(EDITOR’S NOTE: This is the first article in a two-part series based on an interview with Tom Wylly, Senior Partner with Brentwood Capital Advisors. Part 1 focuses on the firm that he joined in 2001, while Part 2 will discuss the Nashville entrepreneurial ecosystem.)
By Tom Ballard, Chief Alliance Officer, PYA
The numbers tell a pretty compelling story of success – about 80 transactions totaling roughly $5 billion in value since its founding 18 years ago.
“If we start something, there is a very high completion rate,” Tom Wylly, Senior Partner in Brentwood Capital Advisors (BCA), says in describing the investment banking firm that he joined in 2001, roughly two years after it was founded.
“We are in the business of bringing business owners what their options are and successfully executing the strategy they choose,” he says, noting that most owners don’t understand their best options in terms of either raising capital or exiting the business. “We give advice for free, and we are paid to execute. Ninety-five percent of our compensation comes from the success of the transactions.”
Wylly, a well-respected investment banker in Nashville, spent four years in commercial banking and 20 years as a Partner in corporate finance with J.C. Bradford & Company before he joined BCA.
“We’re serving customers nationally,” he says, citing a software company in Idaho and a healthcare firm in Nevada. That said, there is a clear concentration of current and former clients across the southern portion of the country as well as from the Great Lakes to the Gulf of Mexico.
Today, Wylly says BCA has a particular focus on three sectors – healthcare companies, both services and information technology; technology businesses, principally application software; and finally what he describes as “technology-enabled outsourcing businesses that help their customers improve performance.”
Yet, he quickly notes that “we want to work with great entrepreneurs who have successful, growing companies.”
The typical client has an enterprise value of $25 to $250 million.
“We give our clients feedback on valuation and what is doable, then who would be interested in partnering, and finally executing the process of getting that done,” Wylly explains.
BCA’s Senior Partner has four key areas of advice for those who plan to raise capital or prepare for an exit.

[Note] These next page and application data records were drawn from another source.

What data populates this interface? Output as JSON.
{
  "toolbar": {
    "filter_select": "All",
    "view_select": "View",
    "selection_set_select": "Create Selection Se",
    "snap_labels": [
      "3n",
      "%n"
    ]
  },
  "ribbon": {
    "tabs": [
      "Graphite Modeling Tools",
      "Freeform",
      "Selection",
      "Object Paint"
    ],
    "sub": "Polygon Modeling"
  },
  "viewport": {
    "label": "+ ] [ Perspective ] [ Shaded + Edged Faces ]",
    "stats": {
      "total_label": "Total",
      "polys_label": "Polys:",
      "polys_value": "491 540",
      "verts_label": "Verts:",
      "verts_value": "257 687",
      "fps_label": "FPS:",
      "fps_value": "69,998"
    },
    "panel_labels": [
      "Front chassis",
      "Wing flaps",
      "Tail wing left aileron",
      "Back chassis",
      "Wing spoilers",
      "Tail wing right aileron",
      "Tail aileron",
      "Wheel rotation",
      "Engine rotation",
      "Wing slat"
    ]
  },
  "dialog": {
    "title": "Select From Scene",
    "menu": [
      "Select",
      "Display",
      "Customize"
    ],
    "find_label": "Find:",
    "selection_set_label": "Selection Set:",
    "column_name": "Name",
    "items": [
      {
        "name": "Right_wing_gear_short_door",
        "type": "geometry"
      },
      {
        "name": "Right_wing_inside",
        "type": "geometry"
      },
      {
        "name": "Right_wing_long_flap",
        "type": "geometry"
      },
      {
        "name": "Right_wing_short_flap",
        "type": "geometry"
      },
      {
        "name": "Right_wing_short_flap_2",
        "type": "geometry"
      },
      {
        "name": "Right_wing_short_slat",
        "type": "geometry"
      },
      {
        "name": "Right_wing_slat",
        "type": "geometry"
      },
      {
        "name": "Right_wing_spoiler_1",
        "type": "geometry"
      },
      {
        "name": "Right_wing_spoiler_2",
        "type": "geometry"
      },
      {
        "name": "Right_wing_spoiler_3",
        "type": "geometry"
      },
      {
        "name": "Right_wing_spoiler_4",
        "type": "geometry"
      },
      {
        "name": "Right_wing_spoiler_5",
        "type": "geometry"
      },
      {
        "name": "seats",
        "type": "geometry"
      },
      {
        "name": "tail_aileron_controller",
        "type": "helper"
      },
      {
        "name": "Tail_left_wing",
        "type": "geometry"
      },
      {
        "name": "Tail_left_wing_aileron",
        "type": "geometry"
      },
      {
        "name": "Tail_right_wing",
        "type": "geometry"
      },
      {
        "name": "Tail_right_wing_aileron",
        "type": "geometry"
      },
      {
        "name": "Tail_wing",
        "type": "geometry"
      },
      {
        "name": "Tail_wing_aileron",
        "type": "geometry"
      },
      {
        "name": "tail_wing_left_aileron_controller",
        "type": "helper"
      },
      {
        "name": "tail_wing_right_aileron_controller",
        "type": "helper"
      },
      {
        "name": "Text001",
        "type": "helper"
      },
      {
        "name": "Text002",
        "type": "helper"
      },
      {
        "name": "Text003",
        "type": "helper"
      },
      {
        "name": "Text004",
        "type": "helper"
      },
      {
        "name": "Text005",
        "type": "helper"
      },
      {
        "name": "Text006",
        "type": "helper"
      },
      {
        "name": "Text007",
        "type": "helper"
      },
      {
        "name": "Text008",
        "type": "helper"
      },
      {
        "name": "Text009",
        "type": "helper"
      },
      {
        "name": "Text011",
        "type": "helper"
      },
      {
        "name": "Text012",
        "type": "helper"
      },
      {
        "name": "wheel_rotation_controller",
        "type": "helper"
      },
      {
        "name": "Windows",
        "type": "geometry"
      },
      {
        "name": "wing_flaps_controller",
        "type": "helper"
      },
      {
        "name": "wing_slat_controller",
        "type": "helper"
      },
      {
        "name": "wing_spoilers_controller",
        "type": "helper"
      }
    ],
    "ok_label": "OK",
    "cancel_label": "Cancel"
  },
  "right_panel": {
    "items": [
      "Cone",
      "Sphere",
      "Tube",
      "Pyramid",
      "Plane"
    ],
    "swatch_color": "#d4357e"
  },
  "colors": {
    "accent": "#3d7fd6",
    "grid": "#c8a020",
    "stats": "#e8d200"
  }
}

“You need to plan for it by making sure you are organizing and running the business in the way that ensures that you have strong financial controls in place and properly documented books and records,” Wylly says. “Next, get advice from someone who can look at the business from an outsider’s view.”
This second point is particularly important in his view. “You need someone who can look over your shoulder long before the exit to give you honest feedback about your management team, revenue model, growth prospects, sales pipeline, customer concentrations, customer contracts, and other potential factors like cost savings opportunities,” Wylly says. Act on this advice to increase your company’s value and improve the odds of a successful exit

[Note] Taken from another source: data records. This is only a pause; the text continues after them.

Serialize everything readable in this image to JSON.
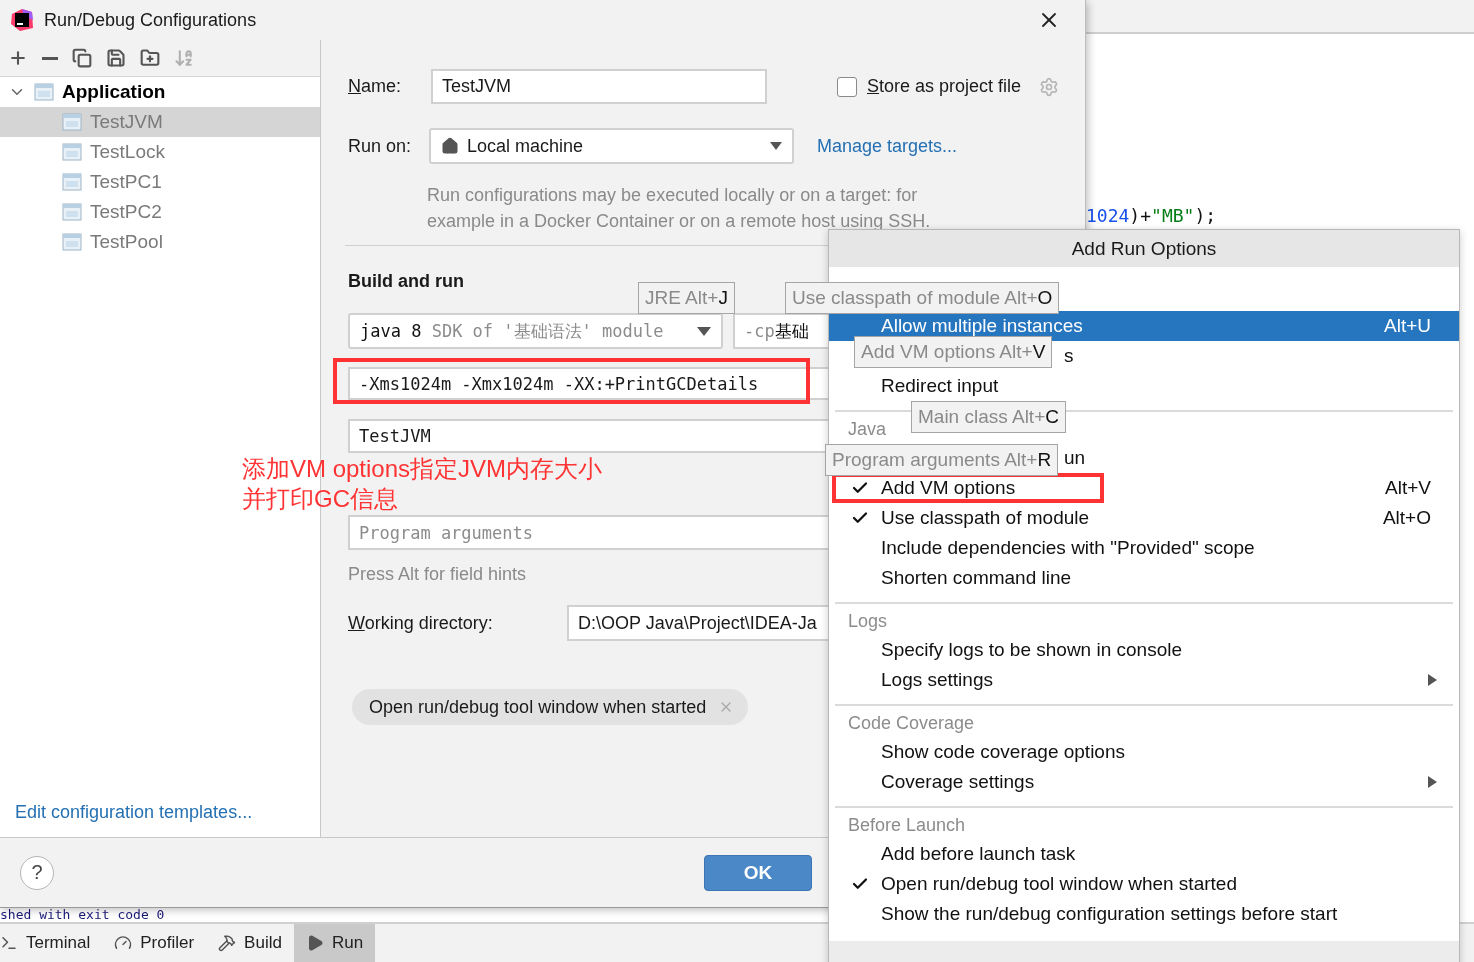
{
  "ide": {
    "code_line": [
      {
        "text": "1024",
        "kind": "number"
      },
      {
        "text": ")+",
        "kind": "plain"
      },
      {
        "text": "\"MB\"",
        "kind": "string"
      },
      {
        "text": ");",
        "kind": "plain"
      }
    ],
    "console_line": "shed with exit code 0",
    "tool_tabs": [
      {
        "label": "Terminal",
        "selected": false
      },
      {
        "label": "Profiler",
        "selected": false
      },
      {
        "label": "Build",
        "selected": false
      },
      {
        "label": "Run",
        "selected": true
      }
    ]
  },
  "dialog": {
    "title": "Run/Debug Configurations",
    "toolbar": [
      {
        "disabled": false
      },
      {
        "disabled": false
      },
      {
        "disabled": false
      },
      {
        "disabled": false
      },
      {
        "disabled": false
      },
      {
        "disabled": true
      }
    ],
    "tree": [
      {
        "label": "Application",
        "expanded": true,
        "selected": false,
        "children": [
          {
            "label": "TestJVM",
            "selected": true
          },
          {
            "label": "TestLock",
            "selected": false
          },
          {
            "label": "TestPC1",
            "selected": false
          },
          {
            "label": "TestPC2",
            "selected": false
          },
          {
            "label": "TestPool",
            "selected": false
          }
        ]
      }
    ],
    "templates_link": "Edit configuration templates...",
    "name": {
      "label": "Name:",
      "mnemonic": true,
      "value": "TestJVM"
    },
    "store_as_project_file": {
      "label": "Store as project file",
      "mnemonic": true,
      "checked": false
    },
    "run_on": {
      "label": "Run on:",
      "mnemonic": false,
      "value": "Local machine"
    },
    "manage_targets": "Manage targets...",
    "run_on_note": [
      "Run configurations may be executed locally or on a target: for",
      "example in a Docker Container or on a remote host using SSH."
    ],
    "build_and_run": {
      "heading": "Build and run",
      "jre": {
        "value": "java 8",
        "hint": "SDK of '基础语法' module"
      },
      "classpath": {
        "prefix": "-cp",
        "value": "基础"
      },
      "vm_options": {
        "value": "-Xms1024m -Xmx1024m -XX:+PrintGCDetails",
        "highlighted": true
      },
      "main_class": {
        "value": "TestJVM"
      },
      "program_arguments": {
        "placeholder": "Program arguments"
      }
    },
    "field_hints_note": "Press Alt for field hints",
    "working_directory": {
      "label": "Working directory:",
      "mnemonic": true,
      "value": "D:\\OOP Java\\Project\\IDEA-Ja"
    },
    "option_chips": [
      {
        "label": "Open run/debug tool window when started"
      }
    ],
    "help_button": "?",
    "ok_button": "OK"
  },
  "field_hints": [
    {
      "label": "JRE Alt+",
      "key": "J"
    },
    {
      "label": "Use classpath of module Alt+",
      "key": "O"
    },
    {
      "label": "Add VM options Alt+",
      "key": "V"
    },
    {
      "label": "Main class Alt+",
      "key": "C"
    },
    {
      "label": "Program arguments Alt+",
      "key": "R"
    }
  ],
  "run_options_popup": {
    "title": "Add Run Options",
    "sections": [
      {
        "items": [
          {
            "kind": "full",
            "label": "Allow multiple instances",
            "shortcut": "Alt+U",
            "checked": false,
            "selected": true,
            "submenu": false,
            "highlighted": false
          },
          {
            "kind": "partial",
            "label": "s",
            "checked": false,
            "selected": false,
            "submenu": false,
            "highlighted": false
          },
          {
            "kind": "full",
            "label": "Redirect input",
            "checked": false,
            "selected": false,
            "submenu": false,
            "highlighted": false
          }
        ]
      },
      {
        "heading": "Java",
        "items": [
          {
            "kind": "partial",
            "label": "un",
            "checked": false,
            "selected": false,
            "submenu": false,
            "highlighted": false
          },
          {
            "kind": "full",
            "label": "Add VM options",
            "shortcut": "Alt+V",
            "checked": true,
            "selected": false,
            "submenu": false,
            "highlighted": true
          },
          {
            "kind": "full",
            "label": "Use classpath of module",
            "shortcut": "Alt+O",
            "checked": true,
            "selected": false,
            "submenu": false,
            "highlighted": false
          },
          {
            "kind": "full",
            "label": "Include dependencies with \"Provided\" scope",
            "checked": false,
            "selected": false,
            "submenu": false,
            "highlighted": false
          },
          {
            "kind": "full",
            "label": "Shorten command line",
            "checked": false,
            "selected": false,
            "submenu": false,
            "highlighted": false
          }
        ]
      },
      {
        "heading": "Logs",
        "items": [
          {
            "kind": "full",
            "label": "Specify logs to be shown in console",
            "checked": false,
            "selected": false,
            "submenu": false,
            "highlighted": false
          },
          {
            "kind": "full",
            "label": "Logs settings",
            "checked": false,
            "selected": false,
            "submenu": true,
            "highlighted": false
          }
        ]
      },
      {
        "heading": "Code Coverage",
        "items": [
          {
            "kind": "full",
            "label": "Show code coverage options",
            "checked": false,
            "selected": false,
            "submenu": false,
            "highlighted": false
          },
          {
            "kind": "full",
            "label": "Coverage settings",
            "checked": false,
            "selected": false,
            "submenu": true,
            "highlighted": false
          }
        ]
      },
      {
        "heading": "Before Launch",
        "items": [
          {
            "kind": "full",
            "label": "Add before launch task",
            "checked": false,
            "selected": false,
            "submenu": false,
            "highlighted": false
          },
          {
            "kind": "full",
            "label": "Open run/debug tool window when started",
            "checked": true,
            "selected": false,
            "submenu": false,
            "highlighted": false
          },
          {
            "kind": "full",
            "label": "Show the run/debug configuration settings before start",
            "checked": false,
            "selected": false,
            "submenu": false,
            "highlighted": false
          }
        ]
      }
    ]
  },
  "annotation": {
    "lines": [
      "添加VM options指定JVM内存大小",
      "并打印GC信息"
    ]
  }
}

“The earlier you plan an exit, the better,” he advises, noting that’s not six months in advance but more like three years.
“If you are committed to an exit, part of the preparation is tax and estate planning,” Wylly says. “The savings from early planning can be tremendous.”
His final suggestion focuses on who is going to run the business post-exit.
“The buyer will want to see that the business can succeed without you,” Wylly says. “Develop bench strength. Be sure the business is not dependent on you.”